Supported processor architectures and operating systems (OS) are:
For each lock-free data structure the
CDS library presents several implementation based on published papers. For example, there are several implementations of queue, each of them is divided by memory reclamation schema used. However, any implementation supports common interface for the type of data structure.
To implement any lock-free data structure, two things are needed:
The main part of lock-free data structs is garbage collecting. The garbage collector (GC) solves the problem of safe memory reclamation that is one of the main problems for lock-free programming. The library contains the implementations of several light-weight memory reclamation schemes:
Many GC requires a support from the thread. The library does not define the threading model you must use, it is developed to support various ones; about incorporating cds library to your threading model see cds::threading.
The cds is mostly header-only library. Only small part of library related to GC core functionality must be compiled. The test projects depends on the following static library from

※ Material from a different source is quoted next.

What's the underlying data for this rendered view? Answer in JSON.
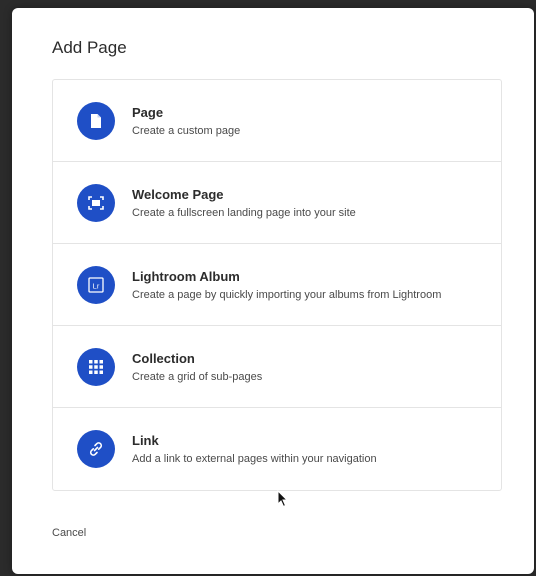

Prerequisites: for building cds library and test suite you need:
PATHenvironment variable should contain full path to Perl binary. Perl is used to generate large dictionary for testing purpose;

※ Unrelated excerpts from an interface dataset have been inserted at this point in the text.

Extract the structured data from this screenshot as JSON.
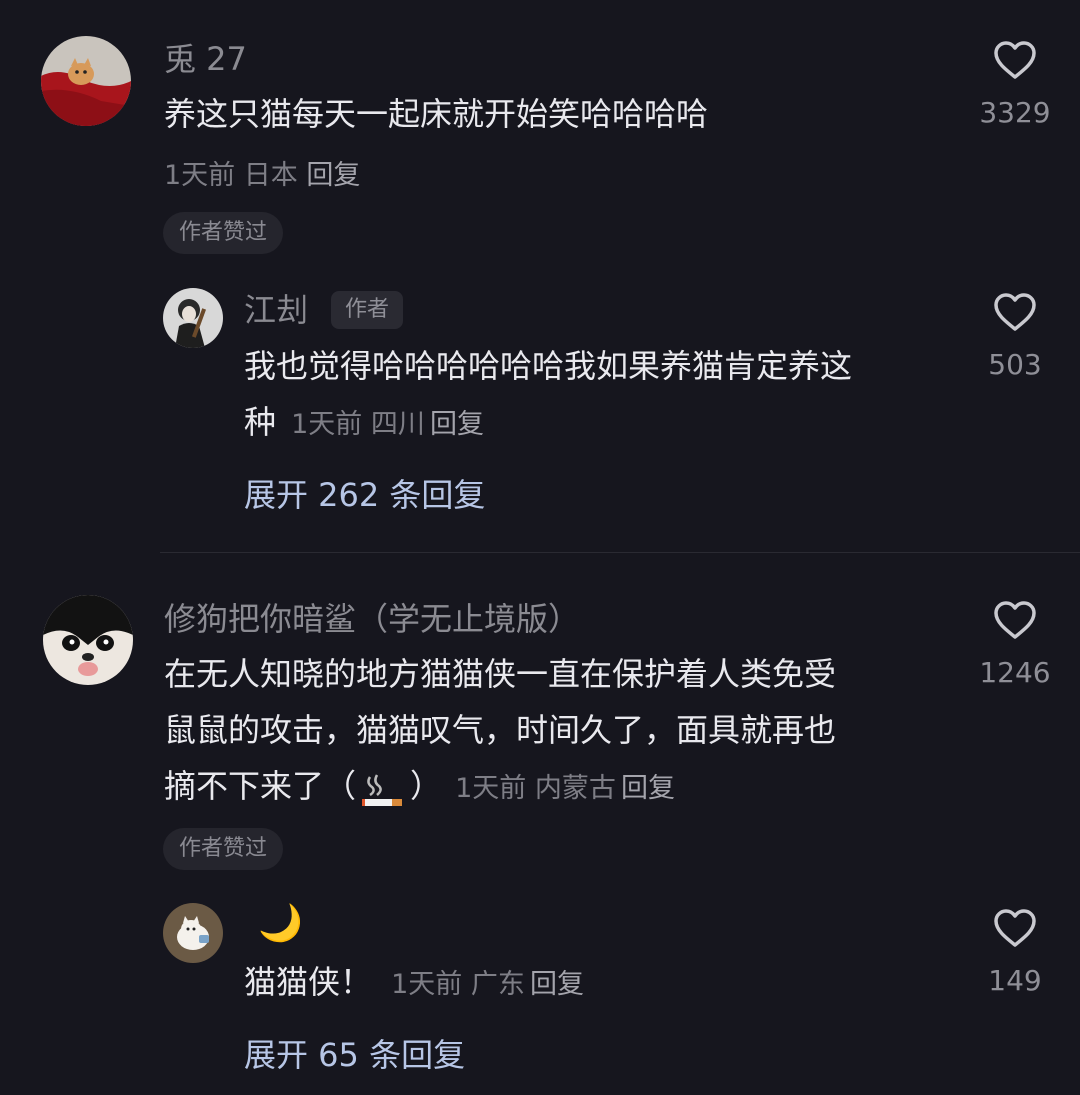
{
  "comments": [
    {
      "username": "兎 27",
      "text": "养这只猫每天一起床就开始笑哈哈哈哈",
      "meta": "1天前 日本",
      "reply_label": "回复",
      "badge": "作者赞过",
      "likes": "3329",
      "replies": [
        {
          "username": "江刦",
          "author_tag": "作者",
          "text_line1": "我也觉得哈哈哈哈哈哈我如果养猫肯定养这",
          "text_line2": "种",
          "meta": "1天前 四川",
          "reply_label": "回复",
          "likes": "503"
        }
      ],
      "expand_label": "展开 262 条回复"
    },
    {
      "username": "修狗把你暗鲨（学无止境版）",
      "text_line1": "在无人知晓的地方猫猫侠一直在保护着人类免受",
      "text_line2": "鼠鼠的攻击，猫猫叹气，时间久了，面具就再也",
      "text_line3": "摘不下来了（",
      "text_line3_end": "）",
      "meta": "1天前 内蒙古",
      "reply_label": "回复",
      "badge": "作者赞过",
      "likes": "1246",
      "replies": [
        {
          "username": "🌙",
          "text": "猫猫侠！",
          "meta": "1天前 广东",
          "reply_label": "回复",
          "likes": "149"
        }
      ],
      "expand_label": "展开 65 条回复"
    }
  ],
  "icons": {
    "like": "heart-outline-icon",
    "smoke": "cigarette-emoji-icon"
  },
  "colors": {
    "background": "#16161e",
    "username": "#8b8b92",
    "content": "#e9e9ee",
    "meta": "#7e7e86",
    "expand": "#b7c6e6"
  }
}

BOOST_PATHcontaining full path to
boostroot directory (for example,
Open solution file
cds\projects\vcX\cds.sln where vcX - version of Microsoft Visual C++ you use: vc9 for MS VC 2008, vc10 for MS VC 2010 and so on. The solution contains
cds project and several test projects. Just build the library using solution.

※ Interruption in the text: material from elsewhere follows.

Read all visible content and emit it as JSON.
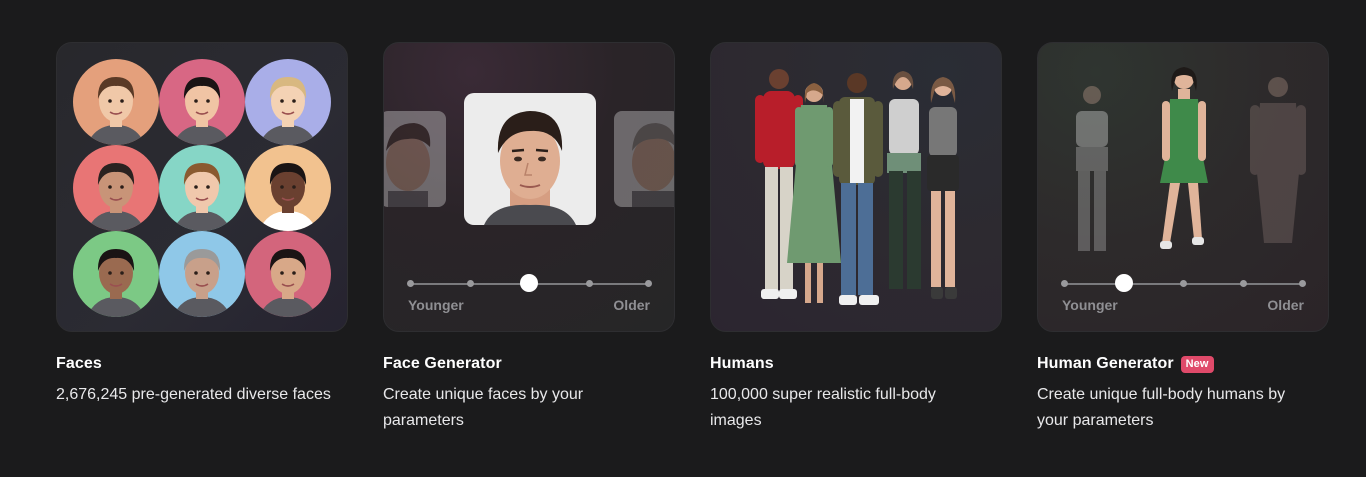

Warning: the solution depends on
BOOST_PATH environment variable that specifies full path to
boost library root directory. The test projects search
boost libraries in:
For Unix-like systems GCC and Clang compilers are supported. Use GCC 4.3 (or above) compiler or Clang 3.0 or above to build cds library. The distributive contains makefile and
build.sh script in
build directory. The
build/sample directory contains sample scripts for different operating systems and processor architectures. The
build.sh script supports the following options:
-c toolset- Toolset name, possible values:
-x compiler- C++ compiler name (e.g. g++, g++-4.5 and so on)
-p arch- processor architecture; possible values for arch are: x86, amd64 (x86_64), sparc, ia64
-o OStype- OS family; possible values for OStype are: linux, sunos (solaris), hpux
-D defineadditional defines
-b bits- bits to build, accepts '64', '32'
-l "options"- extra linker options (in quotes)
-z "options"- extra compiler options (in quotes)
–with-boost path- path to boost include
–debug-cxx-options "options"- extra compiler options for debug target
–debug-ld-options "options"- extra linker options for debug target
–release-cxx-options "options"- extra compiler options for release target
–release-ld-options "optons"- extra linker options for release target
–clean- clean all before building
–debug-test- make unit test in debug mode; by defalt release unit test generated
–amd64-use-128bit - compile with supporting 128bit (16byte) CAS on amd64 (for am64 only)
Important for GCC compiler: all your projects that use libcds must be compiled with -fno-strict-aliasing compiler flag. Also, the compiler option
-std=c++0x is very useful.
cds lock-free containers based on garbage collectors (GC) provided by library your application must be linked with
The main part of lock-free programming is garbage collecting for safe memory reclamation. The library provides several types of GC schemes. One of widely used and well-tested one is Hazard Pointer memory reclamation schema discovered by M. Micheal and implemented in the library as cds::gc::HP class. Usually, the application is based on only one type of GC.
First, in your code you should initialize
cds library and a garbage collector in
Second, any of your thread should be attached to
After that, you can use
cds lock-free containers safely without any external synchronization.
In some cases, you should work in an external thread. For example, your application is a plug-in for a server that calls your code in a thread that has been created by the server. In this case, you should use persistent mode of garbage collecting. In this mode, the thread attaches to the GC singleton only if it is not attached yet and never call detaching: